The UK & EMEA team recently hit the road in a big way, attending two of Europe’s largest fibre industry conferences in two countries across four days. We headed to Manchester, England for Connected North on April 17-18 before flying to Madrid, Spain for the FTTH Council Europe’s annual conference on April 18-20. With 1500+ and 3500+ attendees respectively, the conferences presented a great opportunity for us to connect with others in the industry and educate ourselves further about what’s happening in the UK and European markets.
After attending the first ever Connected North in 2022, it was great to return to Manchester and see that the show had grown significantly this year. It featured roughly three times as many attendees, a much larger exhibition floor, and an agenda packed with relevant and informative workshop sessions. The 2023 FTTH Council Europe conference in Madrid mirrored 2022’s Vienna show in size, albeit with a slightly more spacious venue. What was clear at both events was that whilst great progress has been made in the UK and EU39, several countries still have a long way to go if the target of having a fully fibred continent by 2030 is to be met.
Driven by UK Government targets of 85% fibre availability by 2025 and 100% by 2030, significant investment has poured into the telecommunications market in the last few years from a range of sources as 150+ operators threw their hats into the race for duct space. This resulted in the UK connecting 4.2 million households with fibre in the 12 months leading up to September 2022, the largest growth of any European country.
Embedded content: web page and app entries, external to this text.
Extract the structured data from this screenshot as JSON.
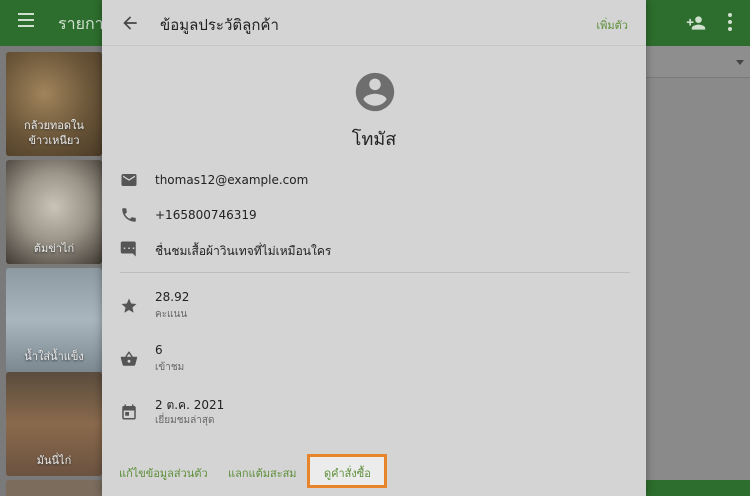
{
  "background": {
    "appbar_title": "รายการ",
    "tiles": [
      {
        "label": "กล้วยทอดใน\nข้าวเหนียว"
      },
      {
        "label": "ต้มข่าไก่"
      },
      {
        "label": "น้ำใส่น้ำแข็ง"
      },
      {
        "label": "มันนี่ไก่"
      }
    ]
  },
  "dialog": {
    "title": "ข้อมูลประวัติลูกค้า",
    "follow_label": "เพิ่มตัว",
    "customer_name": "โทมัส",
    "email": "thomas12@example.com",
    "phone": "+165800746319",
    "note": "ชื่นชมเสื้อผ้าวินเทจที่ไม่เหมือนใคร",
    "score_value": "28.92",
    "score_label": "คะแนน",
    "visits_value": "6",
    "visits_label": "เข้าชม",
    "last_visit_value": "2 ต.ค. 2021",
    "last_visit_label": "เยี่ยมชมล่าสุด",
    "actions": {
      "edit_label": "แก้ไขข้อมูลส่วนตัว",
      "points_label": "แลกแต้มสะสม",
      "orders_label": "ดูคำสั่งซื้อ"
    }
  },
  "colors": {
    "accent_green": "#5d8f3a",
    "appbar_green": "#2d6d2d",
    "highlight_orange": "#e8852a"
  },
  "icons": [
    "back-arrow-icon",
    "account-circle-icon",
    "email-icon",
    "phone-icon",
    "comment-icon",
    "star-icon",
    "basket-icon",
    "calendar-icon",
    "menu-icon",
    "person-add-icon",
    "more-vert-icon"
  ]
}
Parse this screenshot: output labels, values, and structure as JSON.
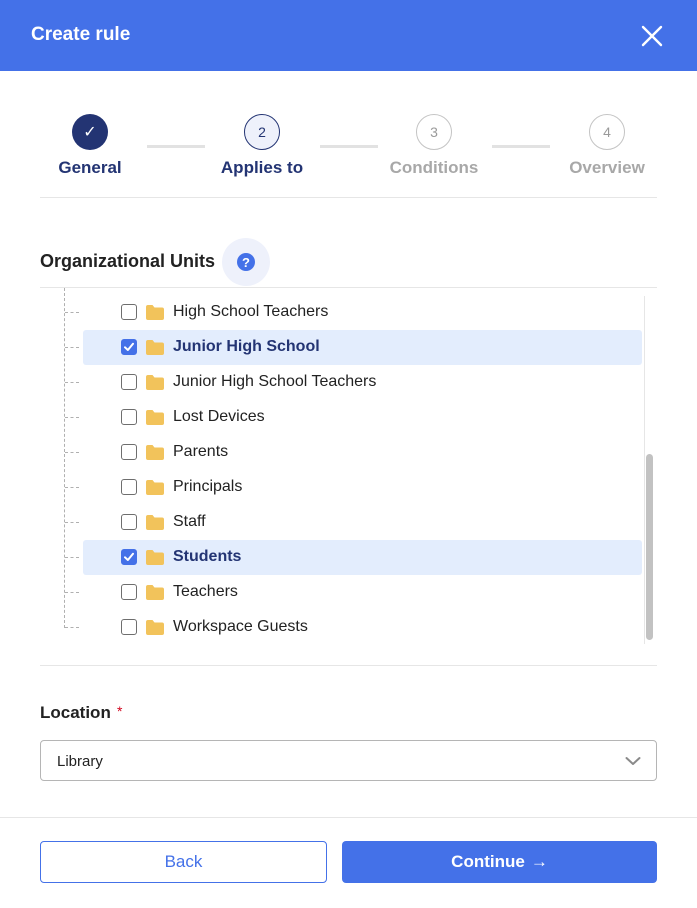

The FTTH Market Panorama panel session in Madrid gave great insight into the progress that has been made over the last 12 months. Among the EU39 countries, 219 million premises have now been passed with fibre, growing 5.3% in 2022, but subscriber take rates were hovering around 50%, seeing a modest 1% increase YoY. Whilst both Germany and the UK appear in the top-5 list for fastest growing FTTH networks across the EU39 countries, they are still the two with the most work to be done - to the extent that there was a dedicated panel session on the agenda for each market, delving into why they were lagging behind. Panelists from both sessions gave impassioned speeches about the issues hampering their progress, oftentimes citing the need for policy change to enable the necessary growth of their respective countries’ fibre infrastructure. With an estimated 17 million households lacking fibre connectivity in the UK and 33 million in Germany, there’s a lot of work left to be done to connect all homes by 2030.
Some common themes played out across both conferences - recent shifts in the financial landscape are clearly driving investors in the UK and Europe to demand better returns before funding for further network rollouts is released. All panelists agreed and common-sense decrees that significant overbuild is unsustainable for businesses and despite this, it is rife in the UK (although currently appears less prevalent across mainland Europe). Many of the financially-attractive towns and cities have been built out by multiple ISPs, but market penetration is a zero-sum game and the results so far have seen less-than-expected take-up rates, at least for some alt-nets.
Competition isn’t the only contributing factor - an unquantifiable amount of time, effort and money across this industry is sunk into remedying inaccurate data, unusable infrastructure, and working around permitting and wayleave restrictions. Not to mention the well-documented shortage of necessary, skilled resources. All of this translates to delays in getting customers connected – if they’re able to be connected at all – and consequently lower return on investment for all participants in the project lifecycle. In the current climate, this could likely further impact the time it takes for the next wave of investments to be released into the market, something that the 58% of UK households still waiting on their fibre connection can ill afford.
There is also a risk that as the talk of consolidation in the market progresses to action, industry players of all sizes may experience impacts to their construction schedules as they deal with the inevitable distractions created by the need to integrate systems, processes and architectures with their new partner companies. It may be good for the industry in the long term, but there are likely to be short-term impacts which, should they eventuate, will unfortunately further delay customer connections.
Conversations on the conference floors and in the workshop sessions reflected these sentiments, and we’re starting to see investors shift their operators’ focus towards introducing efficiency into their deployment processes. This strategy is ultimately driven by the cost of financing and a need to see a return on their investments by minimising costs (both in deployment, and for future operation and maintenance of the network) and reducing time-to-market, whilst still working towards achieving targets for households passed and take-up.
At Biarri Networks, we’re lucky to work alongside several likeminded companies bringing innovation to our industry, each supplying technologically advanced products and services that span the entirety of a project lifecycle and bring genuine efficiency gains. Should operators be bold enough to engage them, there are readily accessible solutions for data collection, network design, field survey, construction management and network inventory management & operation, to name a few. For over a decade, Biarri Networks has challenged traditional planning and design methodologies and our customers – along with their investors – have welcomed the reduction in network build costs, a quicker time to build, and the subsequent reduced operational costs that are the typical outcomes from our automated and algorithmic-based approach. If you would like to explore how partnering with Biarri could support your FTTX planning and design ambitions, reduce your costs, and help you activate customers sooner, anywhere in the world, please reach out to us.